Given the political and legal trouble in which Malaysian PM Najib Razak found himself in 2016, it is a small miracle he survived. Here's how The Interpreter tracked Najib's journey though 2016, starting with a prescient piece from James Chin on the Teflon Prime Minister:
What many foreigners and analysts fail to appreciate is the enormous power concentrated in the hands of the prime minister. In theory, the PM rules through a coalition government. In practice, he exercise his powers like a feudal king. He holds what are, arguably, the three most powerful offices in Malaysia; in addition to prime minister he is also finance minister and chairman of the National Security Council (NSC). He controls tenders and contracts worth billions of dollars and, through the NSC, can shut the country down by declaring an emergency. On top of government contracts, he can appoint anyone he likes to thousands of board positions in government-linked companies (GLCs). It is generally accepted these GLCs occupy the commanding heights of the Malaysian economy. Many of these board positions come with generous perks and allowances paid for very little work, other than attending board meetings.
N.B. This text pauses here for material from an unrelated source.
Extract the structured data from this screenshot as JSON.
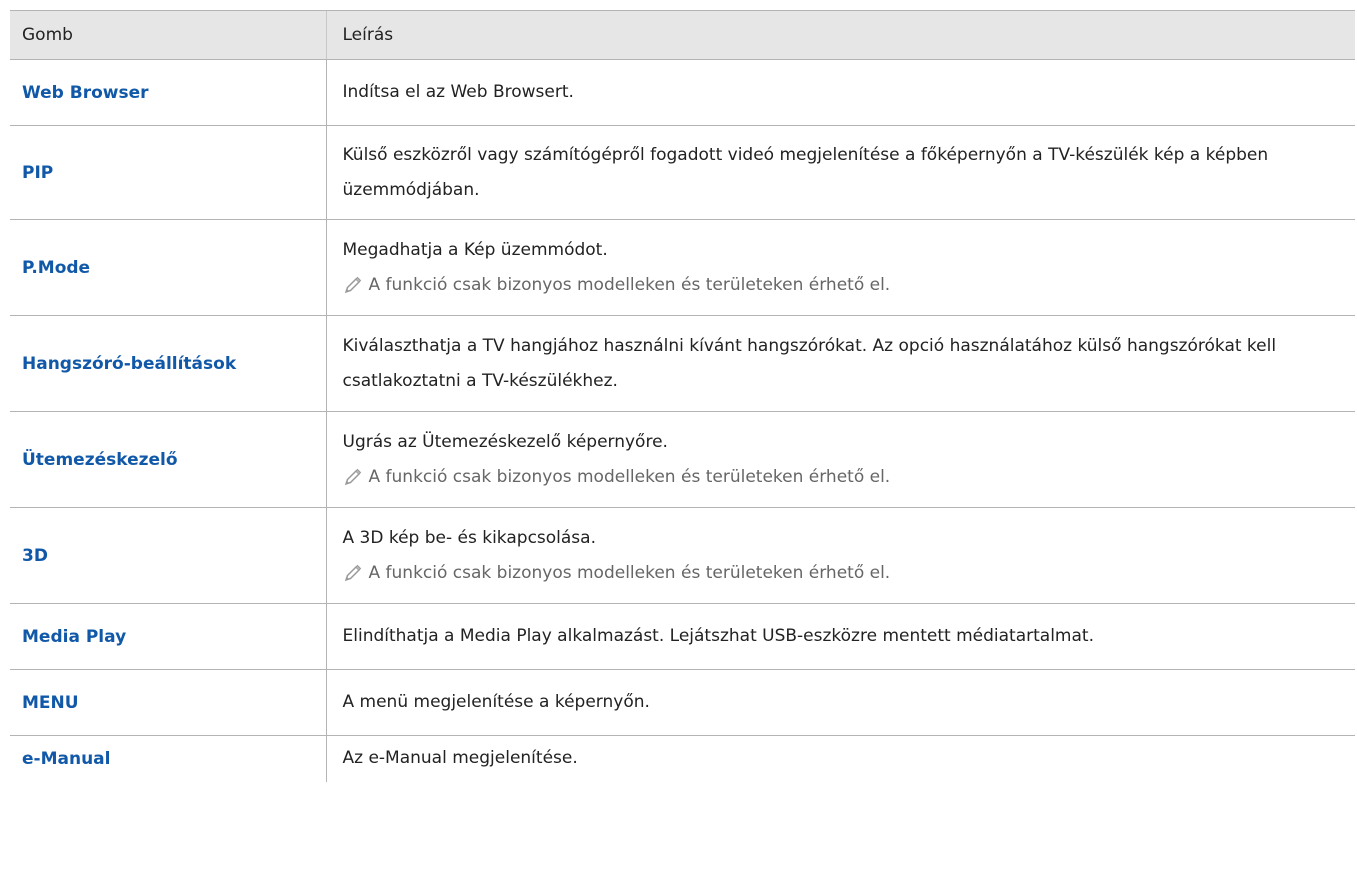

In March, Greg Lopez wrote of Najib's diminishing room to manoeuvre:
UMNO's foundational myth and ideology as the protector of the Malays, and guarantor of the 'social contract' (the ethnic bargain) is now increasingly being challenged, not only by opposition parties, but by UMNO stalwarts themselves. UMNO's performance as reflected by the Najib administration, while mediocre (but not terrible by global comparison) has been criticised by Malaysians suffering from long-term institutional degradation, an out-dated economic model, and a political system unsuited for the contemporary challenges their country faces. Against this background, those behind the Citizens Declaration represent a serious challenge to Najib.
But by May it was clear to Greg Lopez that Najib had strengthened his hold on power:
All powerful individuals who were brave enough to oppose the prime minister have been cut down to size. As demonstrated through the sackings of then deputy prime minister Muhyiddin Yassin, and then minister for rural and regional development Shafie Apda, Najib has systematically separated his detractors from the power, patronage and machinery that would have been required to topple him.
Reinforcing that theme, Zubaidah Nazeer in July listed three reasons Najib was not going anywhere. Reason 3 was his foreign friends:
US-Malaysia relations initially blossomed under Najib as he forged a closer friendship with his American counterpart, President Barack Obama, who became his golf buddy. The US needs regional support to combat extremism and mitigate the rise of an ever more aggressive China. It sees Malaysia as a crucial partner on both fronts and Mr Najib’s ouster could undermine what has been a constructive and important relationship. Malaysia is trying to play the US off against China, which has become an important friend to Najib since this scandal broke. China provided a lifeline to 1MDB when China's state-owned energy company invested in 1MDB’s energy assets worth US$2.3 billion soon after the Chinese Premier promised to help Malaysia overcome its economic woes.
Photo by Flickr user Firdaus Latif.